Its soon apparent that the different sea-lion territories are what an estate agent would call bijou. I find a shallow cave near my pool, full of fat round matrons lounging like divas, rubbing their blubbery sides on the rough surfaces.
Special contracting nasal muscles allow sea-lions to keep their noses closed when under water. They can remain submerged for up to 15 minutes, but they are mammals, so must surface for air from time to time.
It would be like a scene from the Sanctuary were it not for the unwanted and licentious attentions of a lone big bull, desperate for love. He lolls lugubriously in the shallows and looks covetously down into the ladies boudoir. But his attentions have not gone unnoticed by their official protector.
California sea-lions propel themselves through the water using their long front flippers. They can swim at up to 25mph in short bursts, and the Big Boss arrives in a hurry, his head covered in scars from countless previous battles.

A shoal of surgeonfish sensibly moves out of harms way. The Big Boss barks loudly as he hurtles through the water, faces off the intruder, and hurtles back to wherever he came from. He makes his position clear. Its a moment of open savagery, nature in the raw.
I, too, am a voyeur. I jam my camera to a convenient crack in the rock and watch this wonderful world of effortless relaxation, Rubenesque women at their toilette. Some venture out into the pool for a quick paso doble, flaunting themselves out in the open water.
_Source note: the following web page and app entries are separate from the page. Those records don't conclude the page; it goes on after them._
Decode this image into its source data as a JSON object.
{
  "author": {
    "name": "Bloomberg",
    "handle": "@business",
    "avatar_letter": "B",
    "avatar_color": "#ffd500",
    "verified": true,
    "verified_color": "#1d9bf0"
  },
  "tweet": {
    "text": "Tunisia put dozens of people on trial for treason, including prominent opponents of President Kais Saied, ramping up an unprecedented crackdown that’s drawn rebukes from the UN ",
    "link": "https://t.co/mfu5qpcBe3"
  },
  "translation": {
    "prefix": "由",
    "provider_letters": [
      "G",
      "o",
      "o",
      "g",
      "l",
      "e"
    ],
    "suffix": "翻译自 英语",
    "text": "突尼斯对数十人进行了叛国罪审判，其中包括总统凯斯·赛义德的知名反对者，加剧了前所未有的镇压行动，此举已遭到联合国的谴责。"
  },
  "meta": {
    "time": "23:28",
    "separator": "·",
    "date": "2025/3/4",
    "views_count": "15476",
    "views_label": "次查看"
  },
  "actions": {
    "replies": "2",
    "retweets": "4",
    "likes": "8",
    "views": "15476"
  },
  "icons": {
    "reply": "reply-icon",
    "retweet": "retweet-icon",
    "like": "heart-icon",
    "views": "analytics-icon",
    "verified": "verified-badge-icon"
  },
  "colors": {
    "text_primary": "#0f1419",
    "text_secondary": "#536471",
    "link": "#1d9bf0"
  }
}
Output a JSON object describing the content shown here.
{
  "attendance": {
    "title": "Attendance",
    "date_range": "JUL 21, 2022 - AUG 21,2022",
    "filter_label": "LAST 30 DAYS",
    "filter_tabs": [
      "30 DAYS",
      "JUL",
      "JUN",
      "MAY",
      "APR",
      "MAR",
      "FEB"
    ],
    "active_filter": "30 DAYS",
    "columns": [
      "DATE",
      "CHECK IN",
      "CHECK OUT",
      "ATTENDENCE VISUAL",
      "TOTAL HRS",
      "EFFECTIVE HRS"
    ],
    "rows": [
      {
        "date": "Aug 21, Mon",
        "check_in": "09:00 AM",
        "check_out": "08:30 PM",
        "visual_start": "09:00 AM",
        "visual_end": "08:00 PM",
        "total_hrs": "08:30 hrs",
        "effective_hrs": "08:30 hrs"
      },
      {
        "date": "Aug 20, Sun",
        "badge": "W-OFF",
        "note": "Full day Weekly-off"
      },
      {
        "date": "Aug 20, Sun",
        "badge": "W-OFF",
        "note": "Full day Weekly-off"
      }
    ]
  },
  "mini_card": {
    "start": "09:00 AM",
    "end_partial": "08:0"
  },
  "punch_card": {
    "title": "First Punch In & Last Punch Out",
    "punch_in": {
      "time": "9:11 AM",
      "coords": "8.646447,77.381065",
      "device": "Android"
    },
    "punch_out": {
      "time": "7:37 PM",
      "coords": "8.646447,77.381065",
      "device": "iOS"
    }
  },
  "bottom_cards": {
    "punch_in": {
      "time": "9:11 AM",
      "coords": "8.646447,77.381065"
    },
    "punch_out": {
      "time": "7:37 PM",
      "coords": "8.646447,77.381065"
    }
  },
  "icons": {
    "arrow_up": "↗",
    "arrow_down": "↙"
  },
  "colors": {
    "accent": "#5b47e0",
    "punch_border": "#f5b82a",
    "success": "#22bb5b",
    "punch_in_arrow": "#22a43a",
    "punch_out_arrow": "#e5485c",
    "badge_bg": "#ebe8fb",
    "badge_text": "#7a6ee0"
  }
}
But the Peeping Tom is back, and so is Big Daddy.
There is something about half a tonne of muscle and fat hurtling close by and barking in your ear. Call me old-fashioned but I find it rather startling.
I try not to exhale. Exhaled bubbles are a sign of aggression among pinnipeds, and the last thing I want Big Daddy to think is that I am being aggressive.
It is wonderful how you can mould yourself to a rock under such circumstances. I want to say to both bulls: Leave me out of this!
A routine seems to have developed. Tom peeps in from above and Big Daddy hurtles round from the other side of the rock, pouring bubbles and barking furiously. Tom withdraws.

Back to the beginning. The action continues, following a well-defined script. It has a timeless element to it. The routine happens again and again. The body of a sea-lion is so flexible that it can bend over backwards and just about touch its nose to the tips of its back flippers. No sumo wrestlers were ever so gymnastic.
All this aggressive activity takes place within a remarkably small area of water, hardly larger than an indoor swimming-pool, and I am there, right in it with them.
I soon decide that I want to see the face of the animal that might end my days, and withdraw from my window on the harem, repositioning myself with my camera in the now well-defined path of Big Daddy.
He moves fast but is so consistent in his behaviour that I can anticipate his every move. I feel sure I can get a good shot as he pursues his mornings chore.
His relentless repetition gives me time to study him. He is not beautiful, more magnificent in a torn and scarred sort of way. He spares me a bewhiskered sideways glance each time he passes.
I muse that these animals have no natural predators - except for orcas and great white sharks.

  • John Bantin travelled to La Paz via Los Angeles (one night). A one-week (eight-night) package to the Cortez Club including diving, accommodation and flights costs around£1391 through Harlequin Worldwide Travel, 01708850330.

  • Divernet
    An aggressive bull sea-lion jealously guards his territory
    The guano-encrusted island of Los Islotes
    A bull sea-lion after seeing off an intrusive rival